§ **Exercise prompt**: Look for the word "What" in the data below, and copy every line that holds it.
++++ Entries shown ++++
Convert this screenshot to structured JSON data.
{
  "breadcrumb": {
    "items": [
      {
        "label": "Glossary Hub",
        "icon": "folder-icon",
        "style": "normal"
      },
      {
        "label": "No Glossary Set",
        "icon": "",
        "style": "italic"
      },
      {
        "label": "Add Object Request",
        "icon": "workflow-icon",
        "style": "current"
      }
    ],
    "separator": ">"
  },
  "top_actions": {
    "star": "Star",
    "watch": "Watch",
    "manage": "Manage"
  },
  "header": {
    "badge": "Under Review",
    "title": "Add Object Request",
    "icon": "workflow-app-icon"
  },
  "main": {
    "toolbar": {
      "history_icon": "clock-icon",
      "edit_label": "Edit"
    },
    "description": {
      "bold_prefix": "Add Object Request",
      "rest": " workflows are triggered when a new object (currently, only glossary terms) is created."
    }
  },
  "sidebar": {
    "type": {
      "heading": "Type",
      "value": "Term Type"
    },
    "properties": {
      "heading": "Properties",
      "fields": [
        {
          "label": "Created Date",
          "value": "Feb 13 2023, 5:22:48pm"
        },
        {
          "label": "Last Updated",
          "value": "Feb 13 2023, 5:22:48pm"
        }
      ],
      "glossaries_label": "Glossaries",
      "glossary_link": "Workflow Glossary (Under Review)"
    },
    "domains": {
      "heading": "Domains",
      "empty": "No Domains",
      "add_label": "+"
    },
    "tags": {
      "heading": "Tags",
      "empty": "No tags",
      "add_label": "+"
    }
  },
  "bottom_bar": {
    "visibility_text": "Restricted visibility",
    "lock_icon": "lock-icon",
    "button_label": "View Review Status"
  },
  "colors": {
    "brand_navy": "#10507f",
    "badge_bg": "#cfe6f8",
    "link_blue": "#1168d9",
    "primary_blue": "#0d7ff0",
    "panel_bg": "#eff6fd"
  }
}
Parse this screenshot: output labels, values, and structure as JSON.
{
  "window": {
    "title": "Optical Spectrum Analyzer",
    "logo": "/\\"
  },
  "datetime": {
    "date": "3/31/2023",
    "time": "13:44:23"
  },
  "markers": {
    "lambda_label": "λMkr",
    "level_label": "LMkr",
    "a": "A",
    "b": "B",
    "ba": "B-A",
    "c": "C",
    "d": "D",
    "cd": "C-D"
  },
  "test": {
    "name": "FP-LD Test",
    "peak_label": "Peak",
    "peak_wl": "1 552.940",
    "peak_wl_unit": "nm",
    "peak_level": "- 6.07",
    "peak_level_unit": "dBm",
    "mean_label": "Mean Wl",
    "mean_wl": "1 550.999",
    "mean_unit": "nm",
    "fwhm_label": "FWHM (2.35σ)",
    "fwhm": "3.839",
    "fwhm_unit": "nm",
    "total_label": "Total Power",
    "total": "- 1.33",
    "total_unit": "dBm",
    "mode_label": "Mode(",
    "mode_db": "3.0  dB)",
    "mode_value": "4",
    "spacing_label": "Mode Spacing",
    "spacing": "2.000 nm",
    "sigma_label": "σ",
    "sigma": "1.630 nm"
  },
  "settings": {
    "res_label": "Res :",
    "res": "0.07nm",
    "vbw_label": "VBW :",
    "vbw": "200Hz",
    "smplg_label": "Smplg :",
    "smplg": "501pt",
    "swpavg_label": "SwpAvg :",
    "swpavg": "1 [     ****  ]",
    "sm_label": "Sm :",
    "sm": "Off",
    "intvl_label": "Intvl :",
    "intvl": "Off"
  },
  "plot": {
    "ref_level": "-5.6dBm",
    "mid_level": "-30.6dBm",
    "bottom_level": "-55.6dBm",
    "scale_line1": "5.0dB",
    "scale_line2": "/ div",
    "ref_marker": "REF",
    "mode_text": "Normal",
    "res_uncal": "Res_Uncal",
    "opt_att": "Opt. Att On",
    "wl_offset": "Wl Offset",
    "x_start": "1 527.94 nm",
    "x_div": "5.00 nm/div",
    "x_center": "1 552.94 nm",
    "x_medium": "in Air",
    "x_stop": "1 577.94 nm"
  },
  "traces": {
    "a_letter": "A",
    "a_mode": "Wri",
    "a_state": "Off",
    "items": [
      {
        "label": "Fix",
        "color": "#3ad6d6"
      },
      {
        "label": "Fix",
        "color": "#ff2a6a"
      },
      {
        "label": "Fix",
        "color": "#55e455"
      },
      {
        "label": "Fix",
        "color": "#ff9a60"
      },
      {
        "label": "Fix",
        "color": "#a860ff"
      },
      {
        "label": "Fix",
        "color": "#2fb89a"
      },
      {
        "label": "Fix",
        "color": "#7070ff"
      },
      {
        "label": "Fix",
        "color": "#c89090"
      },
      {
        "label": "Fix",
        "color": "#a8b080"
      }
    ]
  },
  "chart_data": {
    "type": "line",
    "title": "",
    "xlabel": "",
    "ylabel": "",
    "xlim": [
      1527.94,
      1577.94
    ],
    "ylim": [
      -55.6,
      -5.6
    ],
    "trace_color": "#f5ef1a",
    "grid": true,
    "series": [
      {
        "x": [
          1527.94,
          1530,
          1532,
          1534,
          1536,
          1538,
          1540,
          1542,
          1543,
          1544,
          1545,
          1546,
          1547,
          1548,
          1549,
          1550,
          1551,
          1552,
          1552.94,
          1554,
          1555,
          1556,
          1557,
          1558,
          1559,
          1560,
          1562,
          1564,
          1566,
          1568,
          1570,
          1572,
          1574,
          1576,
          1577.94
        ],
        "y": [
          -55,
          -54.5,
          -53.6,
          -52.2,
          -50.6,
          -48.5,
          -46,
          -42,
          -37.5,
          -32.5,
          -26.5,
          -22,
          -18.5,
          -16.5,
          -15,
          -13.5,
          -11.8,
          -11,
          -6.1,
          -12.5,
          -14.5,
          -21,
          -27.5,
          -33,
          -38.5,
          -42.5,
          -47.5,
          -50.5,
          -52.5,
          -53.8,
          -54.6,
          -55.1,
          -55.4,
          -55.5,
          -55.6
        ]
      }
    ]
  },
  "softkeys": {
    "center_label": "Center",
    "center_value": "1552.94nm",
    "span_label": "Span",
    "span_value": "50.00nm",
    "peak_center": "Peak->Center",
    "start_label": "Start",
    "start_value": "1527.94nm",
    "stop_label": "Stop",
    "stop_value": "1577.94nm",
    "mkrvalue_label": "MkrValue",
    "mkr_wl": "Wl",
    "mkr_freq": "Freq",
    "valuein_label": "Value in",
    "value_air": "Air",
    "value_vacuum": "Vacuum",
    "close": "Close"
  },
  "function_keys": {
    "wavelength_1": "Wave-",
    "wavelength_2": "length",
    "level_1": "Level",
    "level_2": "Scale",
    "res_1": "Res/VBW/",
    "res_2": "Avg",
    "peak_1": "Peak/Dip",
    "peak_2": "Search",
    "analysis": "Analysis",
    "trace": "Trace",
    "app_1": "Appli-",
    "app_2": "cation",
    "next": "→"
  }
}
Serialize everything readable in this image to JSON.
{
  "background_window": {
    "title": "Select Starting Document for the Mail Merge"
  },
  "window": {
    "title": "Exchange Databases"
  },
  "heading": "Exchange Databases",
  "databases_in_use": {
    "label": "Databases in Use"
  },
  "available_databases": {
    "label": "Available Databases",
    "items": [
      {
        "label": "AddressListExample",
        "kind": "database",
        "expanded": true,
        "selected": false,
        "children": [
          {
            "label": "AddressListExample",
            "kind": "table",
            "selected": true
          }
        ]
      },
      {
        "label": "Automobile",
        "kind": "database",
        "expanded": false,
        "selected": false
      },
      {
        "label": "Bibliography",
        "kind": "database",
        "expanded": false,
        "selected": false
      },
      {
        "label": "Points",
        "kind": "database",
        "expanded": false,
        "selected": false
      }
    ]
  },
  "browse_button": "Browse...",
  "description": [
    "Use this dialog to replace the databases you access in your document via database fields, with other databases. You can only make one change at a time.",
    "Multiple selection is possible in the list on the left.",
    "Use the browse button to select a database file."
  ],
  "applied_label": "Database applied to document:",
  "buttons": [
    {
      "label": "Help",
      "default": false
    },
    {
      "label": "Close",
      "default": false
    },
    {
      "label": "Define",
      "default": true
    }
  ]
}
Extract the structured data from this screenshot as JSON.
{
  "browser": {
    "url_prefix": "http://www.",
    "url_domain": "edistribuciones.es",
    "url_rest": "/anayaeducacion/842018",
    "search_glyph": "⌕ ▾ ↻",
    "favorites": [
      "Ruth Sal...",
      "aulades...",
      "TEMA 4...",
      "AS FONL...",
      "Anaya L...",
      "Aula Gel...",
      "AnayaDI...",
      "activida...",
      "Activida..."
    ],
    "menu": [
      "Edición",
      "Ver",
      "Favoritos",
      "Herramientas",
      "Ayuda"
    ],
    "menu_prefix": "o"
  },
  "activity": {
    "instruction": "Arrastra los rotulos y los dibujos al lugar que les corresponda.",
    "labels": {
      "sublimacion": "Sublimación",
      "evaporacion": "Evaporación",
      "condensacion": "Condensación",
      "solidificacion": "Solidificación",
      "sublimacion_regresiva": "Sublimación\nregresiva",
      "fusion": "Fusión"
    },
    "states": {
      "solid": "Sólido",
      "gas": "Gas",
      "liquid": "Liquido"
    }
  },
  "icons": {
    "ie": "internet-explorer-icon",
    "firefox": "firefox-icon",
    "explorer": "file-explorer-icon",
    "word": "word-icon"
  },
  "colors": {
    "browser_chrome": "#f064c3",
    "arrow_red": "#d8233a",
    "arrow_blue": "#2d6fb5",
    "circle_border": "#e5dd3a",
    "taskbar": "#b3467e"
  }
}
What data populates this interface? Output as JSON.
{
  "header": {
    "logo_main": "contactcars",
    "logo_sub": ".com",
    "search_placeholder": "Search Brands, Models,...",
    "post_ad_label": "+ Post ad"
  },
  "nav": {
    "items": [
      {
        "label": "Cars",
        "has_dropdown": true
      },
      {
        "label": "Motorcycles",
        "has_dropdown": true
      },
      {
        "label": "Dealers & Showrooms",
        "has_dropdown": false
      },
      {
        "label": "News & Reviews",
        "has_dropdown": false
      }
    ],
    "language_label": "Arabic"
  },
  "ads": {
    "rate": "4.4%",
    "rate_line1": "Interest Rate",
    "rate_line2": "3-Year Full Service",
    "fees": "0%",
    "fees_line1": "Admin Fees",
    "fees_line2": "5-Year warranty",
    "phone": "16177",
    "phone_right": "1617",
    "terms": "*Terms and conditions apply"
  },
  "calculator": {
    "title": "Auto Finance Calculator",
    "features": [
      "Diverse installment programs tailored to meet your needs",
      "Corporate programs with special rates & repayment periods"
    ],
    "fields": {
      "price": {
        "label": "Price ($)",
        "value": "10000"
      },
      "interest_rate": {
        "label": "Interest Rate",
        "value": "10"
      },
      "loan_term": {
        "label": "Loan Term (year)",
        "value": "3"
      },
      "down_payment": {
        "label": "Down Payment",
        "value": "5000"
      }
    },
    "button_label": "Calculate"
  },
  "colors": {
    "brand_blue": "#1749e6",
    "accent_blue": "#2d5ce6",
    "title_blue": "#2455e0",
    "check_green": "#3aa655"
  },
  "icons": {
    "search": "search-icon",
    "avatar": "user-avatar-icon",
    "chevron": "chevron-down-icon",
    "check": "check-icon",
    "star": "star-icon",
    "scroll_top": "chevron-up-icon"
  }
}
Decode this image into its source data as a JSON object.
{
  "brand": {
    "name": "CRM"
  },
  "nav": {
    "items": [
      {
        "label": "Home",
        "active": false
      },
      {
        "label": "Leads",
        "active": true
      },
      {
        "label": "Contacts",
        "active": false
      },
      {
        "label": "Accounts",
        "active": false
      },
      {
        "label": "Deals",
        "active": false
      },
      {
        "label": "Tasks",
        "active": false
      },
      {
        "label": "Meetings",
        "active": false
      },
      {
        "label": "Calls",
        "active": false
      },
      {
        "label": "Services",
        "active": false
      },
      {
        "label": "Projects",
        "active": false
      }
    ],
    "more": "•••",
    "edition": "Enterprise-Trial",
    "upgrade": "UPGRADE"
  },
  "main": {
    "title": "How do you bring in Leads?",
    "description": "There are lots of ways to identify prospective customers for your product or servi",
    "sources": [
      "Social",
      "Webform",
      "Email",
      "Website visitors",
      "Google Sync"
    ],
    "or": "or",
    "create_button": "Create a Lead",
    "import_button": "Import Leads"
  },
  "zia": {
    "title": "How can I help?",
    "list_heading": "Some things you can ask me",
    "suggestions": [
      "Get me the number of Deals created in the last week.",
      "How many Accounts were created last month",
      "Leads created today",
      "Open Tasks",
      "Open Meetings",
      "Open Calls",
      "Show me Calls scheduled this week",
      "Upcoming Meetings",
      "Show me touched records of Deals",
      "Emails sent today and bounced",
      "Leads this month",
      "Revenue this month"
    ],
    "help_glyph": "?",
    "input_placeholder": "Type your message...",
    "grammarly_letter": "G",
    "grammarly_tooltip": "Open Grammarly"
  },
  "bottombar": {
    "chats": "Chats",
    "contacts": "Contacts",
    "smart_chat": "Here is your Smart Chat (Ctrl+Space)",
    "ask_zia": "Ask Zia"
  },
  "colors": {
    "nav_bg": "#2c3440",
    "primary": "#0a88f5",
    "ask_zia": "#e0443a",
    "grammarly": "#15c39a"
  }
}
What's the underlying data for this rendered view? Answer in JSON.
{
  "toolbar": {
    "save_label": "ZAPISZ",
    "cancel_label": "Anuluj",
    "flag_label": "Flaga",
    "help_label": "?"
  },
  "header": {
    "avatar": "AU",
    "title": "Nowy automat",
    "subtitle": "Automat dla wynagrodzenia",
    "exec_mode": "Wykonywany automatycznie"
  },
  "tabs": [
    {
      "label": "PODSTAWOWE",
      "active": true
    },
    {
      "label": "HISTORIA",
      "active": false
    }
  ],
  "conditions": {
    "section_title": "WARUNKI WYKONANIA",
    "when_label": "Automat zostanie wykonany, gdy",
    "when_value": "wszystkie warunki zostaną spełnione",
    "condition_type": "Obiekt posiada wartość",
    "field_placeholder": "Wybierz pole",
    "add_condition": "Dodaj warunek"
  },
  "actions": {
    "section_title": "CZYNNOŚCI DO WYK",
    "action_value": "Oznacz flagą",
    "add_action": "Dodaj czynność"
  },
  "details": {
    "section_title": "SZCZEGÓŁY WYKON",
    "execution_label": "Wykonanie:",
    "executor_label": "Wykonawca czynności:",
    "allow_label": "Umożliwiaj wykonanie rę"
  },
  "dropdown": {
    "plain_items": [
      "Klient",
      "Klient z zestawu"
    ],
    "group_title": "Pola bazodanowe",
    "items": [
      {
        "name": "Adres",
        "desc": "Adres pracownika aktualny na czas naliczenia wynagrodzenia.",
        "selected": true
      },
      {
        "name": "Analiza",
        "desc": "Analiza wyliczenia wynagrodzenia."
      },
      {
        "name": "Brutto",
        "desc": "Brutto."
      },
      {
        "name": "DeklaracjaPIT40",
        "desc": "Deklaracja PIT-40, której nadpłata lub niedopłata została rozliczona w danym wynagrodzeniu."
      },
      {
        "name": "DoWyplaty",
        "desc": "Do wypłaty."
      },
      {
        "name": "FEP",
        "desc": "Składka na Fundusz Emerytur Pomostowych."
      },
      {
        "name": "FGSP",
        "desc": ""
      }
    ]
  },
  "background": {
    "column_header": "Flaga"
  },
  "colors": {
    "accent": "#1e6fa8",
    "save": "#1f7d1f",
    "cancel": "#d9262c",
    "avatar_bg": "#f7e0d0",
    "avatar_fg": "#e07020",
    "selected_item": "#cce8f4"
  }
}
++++
§ **Your solution**:
What data populates this interface? Output as JSON.
What's the underlying data for this rendered view? Answer in JSON.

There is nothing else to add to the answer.